━━━━━ Extracted entries ━━━━━
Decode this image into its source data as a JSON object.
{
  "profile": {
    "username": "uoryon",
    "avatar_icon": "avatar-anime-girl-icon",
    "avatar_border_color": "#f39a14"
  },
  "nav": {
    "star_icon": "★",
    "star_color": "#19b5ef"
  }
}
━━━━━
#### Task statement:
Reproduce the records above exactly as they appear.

#### Expected answer:
Decode this image into its source data as a JSON object.
{
  "profile": {
    "username": "uoryon",
    "avatar_icon": "avatar-anime-girl-icon",
    "avatar_border_color": "#f39a14"
  },
  "nav": {
    "star_icon": "★",
    "star_color": "#19b5ef"
  }
}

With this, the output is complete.